Confession time: I stopped receiving the Sunday paper sometime in 2013.
I know…for shame.
The back story: since I’m an unpaid featured blogger at the Houston Chronicle since 2009, I thought that perhaps I could get a free subscription to their Sunday paper and keep the coupons rollin’ in exchange for my writing.
They thought so too, and so they worked on it. And worked on it. And worked on it. We got a ‘late payment’ notice in the mail, then another one, and finally the nice folks at the Chronicle stopped answering my emails because they couldn’t figure out how to tweak their system to give me a free subscription.
Frustrating to say the least, but so it goes sometimes.
Then my husband lost his job, and so I didn’t want to add any extra expenses onto our household, so I decided to not re-up our subscription.
So why am I blabbering on about the Sunday paper at all?
Well, the great news is that it gave me the opportunity to attempt to play the Drugstore Game without the help of manufacturer coupons.
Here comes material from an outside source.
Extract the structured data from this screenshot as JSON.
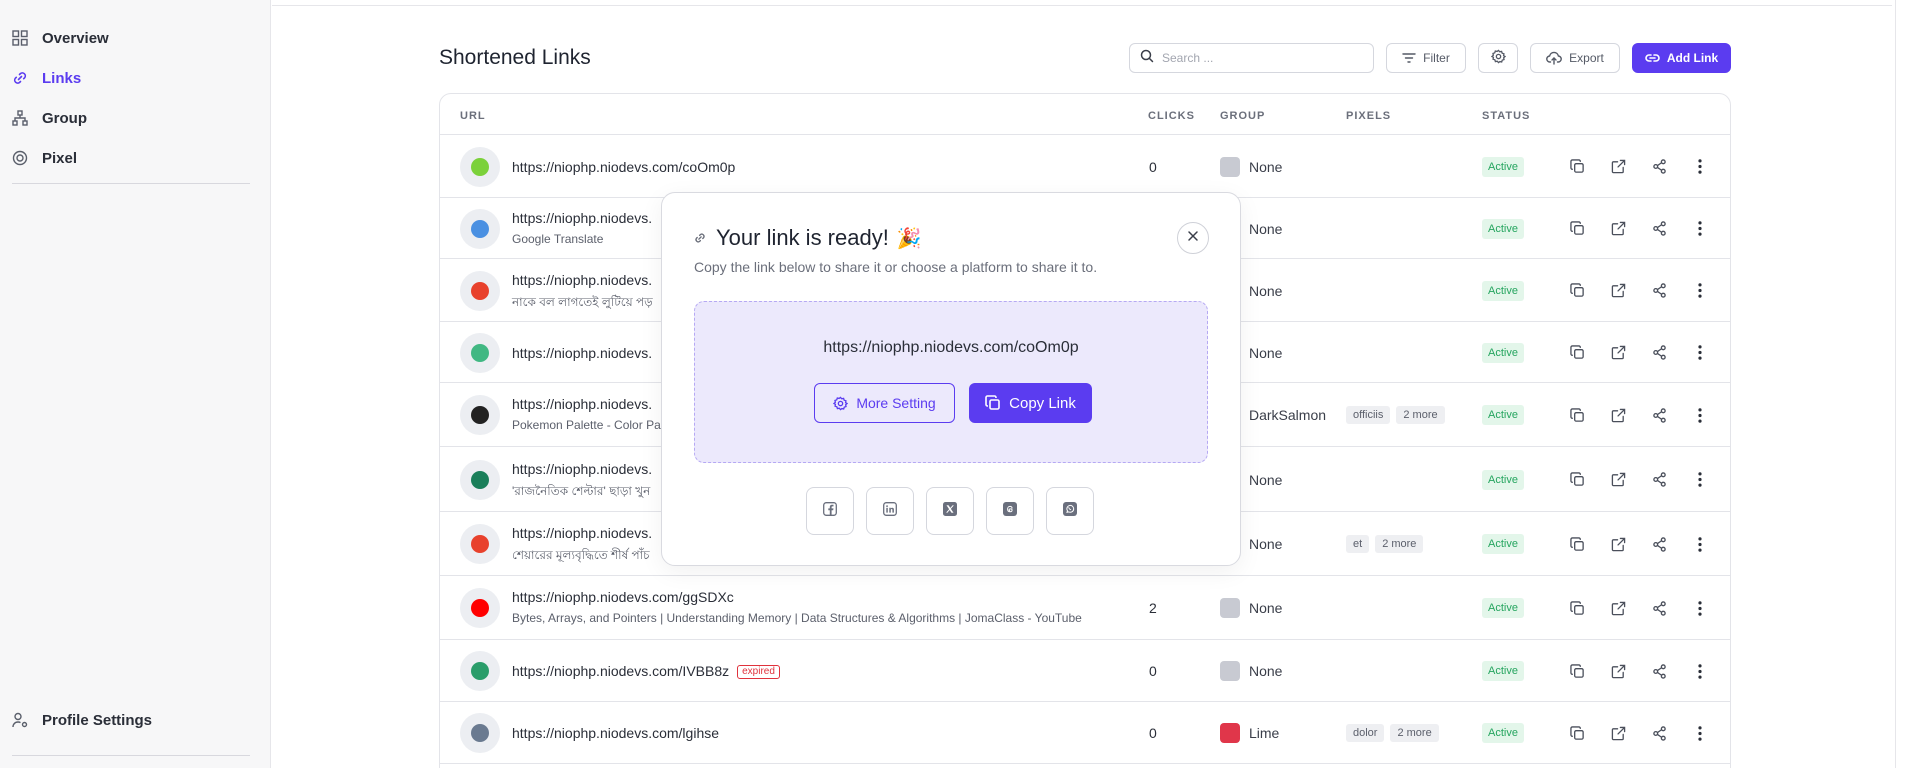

And since this is the Numero Uno reason for why people tell me they don’t want to play the Drugstore Game — which will save them hundreds and thousands of dollars on their toiletries — it became the perfect opportunity to show what’s possible without clipping!
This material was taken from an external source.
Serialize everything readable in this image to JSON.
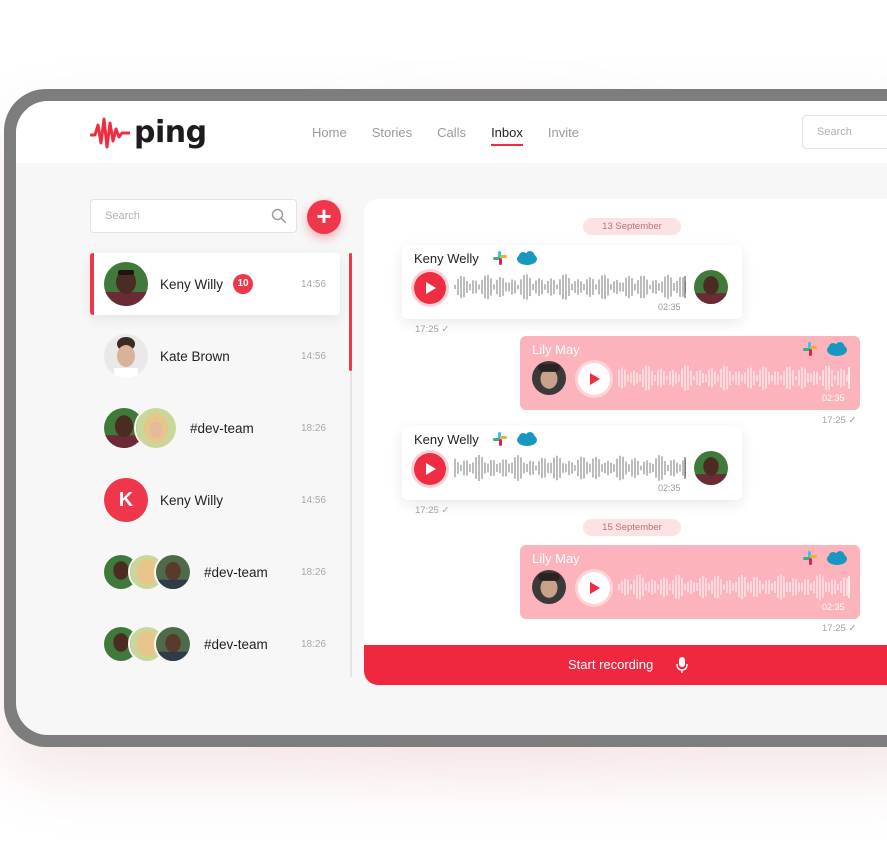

Here’s how my experiment went down:
I Didn’t Use ZERO Coupons, Just No Sunday-Paper Coupons
First, I’ll outline how I played the game.
I still used all the principles of the CVS Drugstore Game, as outlined in my fabulous + cheaply-priced eBook. This means that I still used coupons. However, I only used coupons that were directly given to me by CVS itself.
CVS generously disperses coupons to its cardholders with the same consideration as medals at a preschool field day. Every time you turn around, there are coupons coming at you in emails, from the Coupon Center at the store, on the bottom of your receipts, in the mail, etc.
Everyone’s a winner here!
Results: Merchandise Scored
Between November 26, 2014 and January 30, 2015 — the time period that I decided to actually save my receipts and see what I could do to show you — I scored a mighty impressive $129.80 in free merchandise, with an average shopping-trip savings of 89.5% (I just love how CVS tallies this stuff at the bottom of your receipt).
(Note: You’ll see in the photo that lots of coupons CVS gives out are considered Manufacturer coupons and ring up as such; that’s why you can still stack these with a CVS store coupon of say 20% off your entire purchase).
Here’s what was included: 2 Colgate Total White toothpastes, 1 bottle of Listerine (500 mL), 1 playtex feminine product, 3 Dial soap 3-packs, 1 Speedstick deodorant, 3 Scott tissue 12-packs of toilet paper, 1 Palm Oxy Power dish soap, 1 Irish Spring soap 6-pack, 2 Softsoap body washes, 1 Irish Spring body wash, 1 Gillette Fusion razor, 5-count pack of Gillette Fusion refills, 1 Nexium 42-count medicine, and 1 Sponge Bob Square Pants pack of Band-Aids.
To get this, $20 even (including taxes) came out of my pocket.
Impressive, right? I mean, I even managed to impress myself (and I’ve been playing this game since 2008, with savings of close to $3,000 for my two-person family). I’ve been convinced that I couldn’t play the Drugstore Game in a way that makes it worth it without that Sunday paper, but I’ve totally proven myself wrong. And I hope I’ve shown you what’s possible with what you have right now as well!